When I met my wife, she wasn’t my wife. She was an 18 year-old college freshman who had aspirations of being a doctor. We had a public speaking class together, and the alphabetical seating chart gods smiled down on us as I had the opportunity to sit behind her for the entire semester. As an added bonus, we ended up assigned to the same final project group. And we did the bulk of the work to make sure our group Aced the project. That’s a lot of quality time.
We enjoyed our assigned time together so much that we started spending time together voluntarily. Studying together, going on walks, going on dates. Generally doing the things that young people do when they fall in love.
That young lady never lost track of her goal to be a doctor. She worked hard all throughout college. Really hard. Three years into her college career, I would marry this would-be doctor. Not because she was going to be a doctor. Because she was amazing. The most gracious, hardworking and loving person I would ever meet. A beautiful person of high character and strong moral fortitude.
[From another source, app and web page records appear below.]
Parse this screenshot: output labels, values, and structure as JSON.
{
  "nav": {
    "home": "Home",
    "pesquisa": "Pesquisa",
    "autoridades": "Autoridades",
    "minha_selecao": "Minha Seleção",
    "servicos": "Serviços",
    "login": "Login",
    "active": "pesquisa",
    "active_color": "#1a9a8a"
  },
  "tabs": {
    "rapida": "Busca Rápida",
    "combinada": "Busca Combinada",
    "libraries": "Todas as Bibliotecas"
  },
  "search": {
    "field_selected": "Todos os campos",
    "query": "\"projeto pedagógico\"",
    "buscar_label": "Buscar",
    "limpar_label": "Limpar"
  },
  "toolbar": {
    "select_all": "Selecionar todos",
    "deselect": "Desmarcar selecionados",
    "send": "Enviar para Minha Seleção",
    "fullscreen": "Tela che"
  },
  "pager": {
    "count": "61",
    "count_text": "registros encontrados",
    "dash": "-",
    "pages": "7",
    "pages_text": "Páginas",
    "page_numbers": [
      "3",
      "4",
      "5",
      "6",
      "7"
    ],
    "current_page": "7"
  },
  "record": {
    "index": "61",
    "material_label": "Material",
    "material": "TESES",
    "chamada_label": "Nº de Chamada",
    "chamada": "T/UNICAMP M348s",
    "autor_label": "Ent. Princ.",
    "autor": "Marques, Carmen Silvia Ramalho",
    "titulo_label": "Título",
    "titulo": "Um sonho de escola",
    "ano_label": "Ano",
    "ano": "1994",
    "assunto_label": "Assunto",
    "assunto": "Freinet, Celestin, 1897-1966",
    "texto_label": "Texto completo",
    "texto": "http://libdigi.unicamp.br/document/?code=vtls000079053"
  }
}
All of those characteristics would serve her well when she moved to Kansas City where she entered Medical School. That was where the task really started to seem impossible. The woman who had never known anything other than A’s started to struggle in classes. The chief goal of med school seems to be to break the will of every single student, consequences be damned. It’s no wonder so many doctors are jerks.
But my wife made it. She handled the wringer with grace and dignity. She kept the faith and she kept pursuing her goals. And all the while she was supportive of my callings and my vocational journey.
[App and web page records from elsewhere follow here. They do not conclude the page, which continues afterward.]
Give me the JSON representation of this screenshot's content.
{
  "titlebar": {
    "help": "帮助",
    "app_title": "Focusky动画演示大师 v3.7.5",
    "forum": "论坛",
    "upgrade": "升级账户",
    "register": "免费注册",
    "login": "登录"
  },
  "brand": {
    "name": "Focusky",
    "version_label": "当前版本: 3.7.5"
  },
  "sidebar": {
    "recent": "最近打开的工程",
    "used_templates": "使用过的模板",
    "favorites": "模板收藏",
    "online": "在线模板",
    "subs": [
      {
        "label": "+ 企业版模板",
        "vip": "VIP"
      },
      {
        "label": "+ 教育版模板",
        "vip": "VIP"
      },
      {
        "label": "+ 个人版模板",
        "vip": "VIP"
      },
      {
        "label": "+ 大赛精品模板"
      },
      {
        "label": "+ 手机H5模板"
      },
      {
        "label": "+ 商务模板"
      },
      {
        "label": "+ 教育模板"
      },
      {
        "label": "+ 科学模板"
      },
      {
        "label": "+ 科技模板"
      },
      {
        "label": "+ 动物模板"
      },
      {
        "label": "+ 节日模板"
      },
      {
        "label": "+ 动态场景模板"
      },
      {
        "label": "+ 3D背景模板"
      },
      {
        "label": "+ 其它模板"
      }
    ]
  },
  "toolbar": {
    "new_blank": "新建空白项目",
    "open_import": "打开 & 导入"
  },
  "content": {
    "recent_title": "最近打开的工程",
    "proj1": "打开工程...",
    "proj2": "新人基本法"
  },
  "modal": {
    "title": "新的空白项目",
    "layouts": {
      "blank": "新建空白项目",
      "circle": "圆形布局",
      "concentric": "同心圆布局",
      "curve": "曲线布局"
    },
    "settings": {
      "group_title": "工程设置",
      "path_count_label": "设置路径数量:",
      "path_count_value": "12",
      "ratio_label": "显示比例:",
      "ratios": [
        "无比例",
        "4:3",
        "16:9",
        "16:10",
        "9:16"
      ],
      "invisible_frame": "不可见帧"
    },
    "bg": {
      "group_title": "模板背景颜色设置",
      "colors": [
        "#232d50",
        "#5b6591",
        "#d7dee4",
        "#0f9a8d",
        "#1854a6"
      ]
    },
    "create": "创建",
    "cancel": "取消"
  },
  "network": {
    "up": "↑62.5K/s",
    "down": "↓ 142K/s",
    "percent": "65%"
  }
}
After four hard years, medical school was over, though there would be no rest for the weary. Before this highly educated woman could hang her shingle and practice the medicine, she would have to go through residency. It was like medical school, only worse. Instead of trying to make her feel dumb, the chief end was to break her will to live by introducing torturous levels of exhaustion. 80, 90, 100 hour work weeks exhausted. Add in the two kids we brought into our family during that time period, and you’re looking at a woman trying to set a record for the least hours of sleep recorded over a thirty six month period.
But tomorrow it all ends. In reality, it’s been winding down all week. She delivered her last OB patient of residency Monday night. She turned her pager in on Sunday. She’s done with clinics and rotations and only has a two day conference left. And it will all culminate tomorrow night when she stands on stage and graduates from residency.
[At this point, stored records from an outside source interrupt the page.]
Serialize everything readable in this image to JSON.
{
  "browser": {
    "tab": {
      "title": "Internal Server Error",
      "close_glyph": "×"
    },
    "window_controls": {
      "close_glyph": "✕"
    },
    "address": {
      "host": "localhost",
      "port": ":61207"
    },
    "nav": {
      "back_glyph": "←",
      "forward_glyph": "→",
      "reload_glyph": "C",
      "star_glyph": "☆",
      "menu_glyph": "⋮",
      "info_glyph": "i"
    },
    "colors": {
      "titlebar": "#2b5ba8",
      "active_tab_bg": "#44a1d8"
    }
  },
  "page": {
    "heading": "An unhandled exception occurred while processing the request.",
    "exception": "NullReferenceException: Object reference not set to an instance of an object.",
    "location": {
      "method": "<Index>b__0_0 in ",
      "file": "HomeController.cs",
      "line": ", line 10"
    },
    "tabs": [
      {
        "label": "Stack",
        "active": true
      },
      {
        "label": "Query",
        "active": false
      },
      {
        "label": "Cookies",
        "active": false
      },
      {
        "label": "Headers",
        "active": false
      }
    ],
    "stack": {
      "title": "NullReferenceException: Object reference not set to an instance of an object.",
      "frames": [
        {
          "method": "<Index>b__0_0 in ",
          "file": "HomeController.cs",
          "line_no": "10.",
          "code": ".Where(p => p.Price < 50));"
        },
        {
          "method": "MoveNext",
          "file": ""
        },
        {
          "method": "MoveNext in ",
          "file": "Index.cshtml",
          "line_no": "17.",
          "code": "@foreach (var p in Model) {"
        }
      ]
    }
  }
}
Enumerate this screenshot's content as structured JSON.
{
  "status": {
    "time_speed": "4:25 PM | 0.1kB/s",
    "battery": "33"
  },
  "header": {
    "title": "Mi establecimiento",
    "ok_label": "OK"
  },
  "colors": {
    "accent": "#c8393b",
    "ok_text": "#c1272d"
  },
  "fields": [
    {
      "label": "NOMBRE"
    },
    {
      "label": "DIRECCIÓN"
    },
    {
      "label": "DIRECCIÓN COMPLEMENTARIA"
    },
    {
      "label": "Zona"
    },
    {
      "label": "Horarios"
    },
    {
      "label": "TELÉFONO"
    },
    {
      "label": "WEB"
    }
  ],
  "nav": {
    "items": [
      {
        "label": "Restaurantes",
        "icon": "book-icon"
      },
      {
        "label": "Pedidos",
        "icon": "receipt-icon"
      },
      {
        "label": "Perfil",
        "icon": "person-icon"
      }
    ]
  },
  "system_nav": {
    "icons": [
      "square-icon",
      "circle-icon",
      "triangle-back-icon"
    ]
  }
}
For the first time in the 10.5 years I’ve known her and the almost 8 years we’ve been married, this woman will not be working toward her vocational goal. No more working to become a doctor. I’m finally saying goodbye to the woman who is striving to achieve her long-held goal, and finally saying hello to the woman who has achieved it.
And I couldn’t be more proud of her.
Renew and Restore